We got our client on BBC One!
The MD of one of our biggest clients, Tony Sampson of Cornwall Solar Panels, recently appeared on BBC One – & it was partly down to the newsletter we write for them
We don’t generally advertise PR as one of our main services – but on this evidence, perhaps we ought to. A few weeks ago, at the end of September, Tony Sampson of Cornwall Solar Panels made a brief appearance on the BBC’s Sunday Politics show for the South West region, after an open letter we co-wrote with him grabbed the attention of the producers. Granted, it wasn’t a particularly long appearance, but it was a high profile one – and to be regarded as any sort of go-to voice for the South West solar industry is quite an achievement in itself.
Dark times for solar?
Back at the end of August, we were typing up our monthly newsletter for Cornwall Solar Panels – part of their retainer bundle – when we heard news of a decision that would have big repercussions for the development of the UK solar industry. The government had just announced that from January 2016, they would be cutting the Feed-in Tariff for solar owners by about 90%. The Feed-in Tariff is essentially a subsidy, enabling people to get paid a small amount of money for every unit of electricity their solar panels generate. It was designed with the aim of gradually increasing demand for and lowering the price of solar panels – a job which had been achieved emphatically so far. FIT payments were also working on a sliding scale, being gradually reduced each year as entry-level prices of solar fell in tandem. However, the scheme being phased out around five years early came as a huge shock to the renewables industry, who had expected the Conservative government to come out in support of private investment in solar energy. Tony felt particularly strongly about this – how could a scheme that was working so well be culled off, and with such little warning?

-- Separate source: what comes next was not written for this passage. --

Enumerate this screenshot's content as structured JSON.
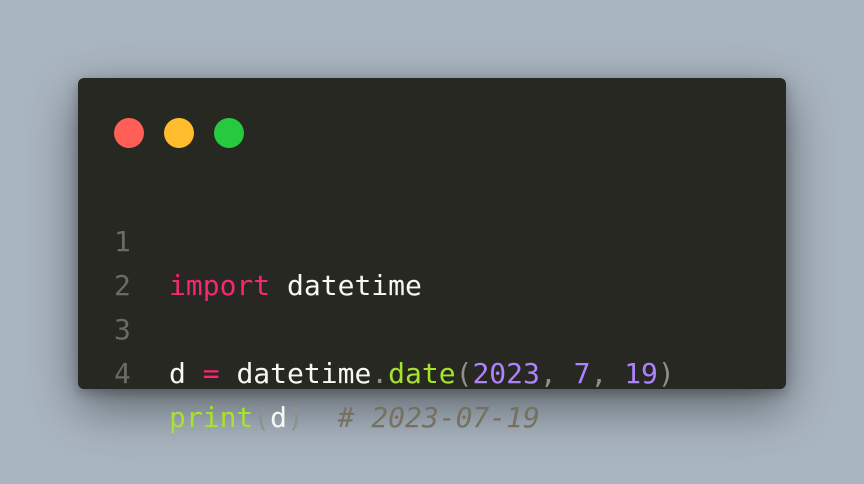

Aim for the top
It was clear this news couldn’t be ignored, so we immediately changed tack, deciding something had to be done in protest. Discussing our options with Tony, we quickly settled on writing an open letter – a medium that’s not just fashionable at the current moment, it’s also proven to be quite a successful way of garnering media attention. The next question was who to write it to, but since the man at the top – our Prime Minister, David Cameron – is so famously a fan of our county, we felt he was the obvious choice. And, despite him being the most powerful man in the country, Tony seriously doubts he has a good understanding of the capabilities of solar – as he makes very clear in his interview.
The benefit of a great client relationship
We chatted over a brief plan of what Tony wanted to say, but it was having such a close client relationship with him and Cornwall Solar Panels that proved a godsend when writing the open letter. Over the previous months, we’d become so familiar with his quietly passionate, deeply logical style of argument – let alone what those many arguments for solar actually were – meaning we could easily draft them up into written format within the next day or two. So when it came to checking it all back through with him, it was more a case of him whittling down our word-count than the other way around! Needless to say, that’s the benefit of knowing your client so well – when you get a good feel for what they want to say, you can act quickly and make sure their communication is well-timed, topical, and always on-brand.
Spotted by the BBC
Having sent off the open letter as the lead story in the CSP email newsletter, we sat back and watched the feedback roll in from Campaign Monitor. It’s our chosen email marketing software, perfect for managing large send-outs like this one, as it enables us to very quickly build and replicate smart, branded newsletters, with minimum design and development input. We knew we were doing pretty well, as the figures showed a live open and click-through rates – eventually settling at 37% and 12% respectively. Not bad when you consider that industry standards are reported to be around 25% and 3%. What we didn’t know was that somewhere in CSP’s email database was a BBC producer they’d once done an installation for. What with the current, political nature of the article, it immediately caught her attention, and Tony was asked to give his thoughts on the matter on BBC Radio Cornwall. In a matter of days, he was then called up to ask if he’d appear on the TV show – famously hosted by Andrew Neill. He was interviewed at the Truro Julian Foye store, and the news segment even featured a close up of the letter itself on screen. From our perspective, this was the cherry on top, but the whole thing was a real coup for us, let alone for Cornwall Solar Panels. Or, as Tony put it, “amazing for our credibility and our brand awareness. Shows the power of what you guys are doing for us!”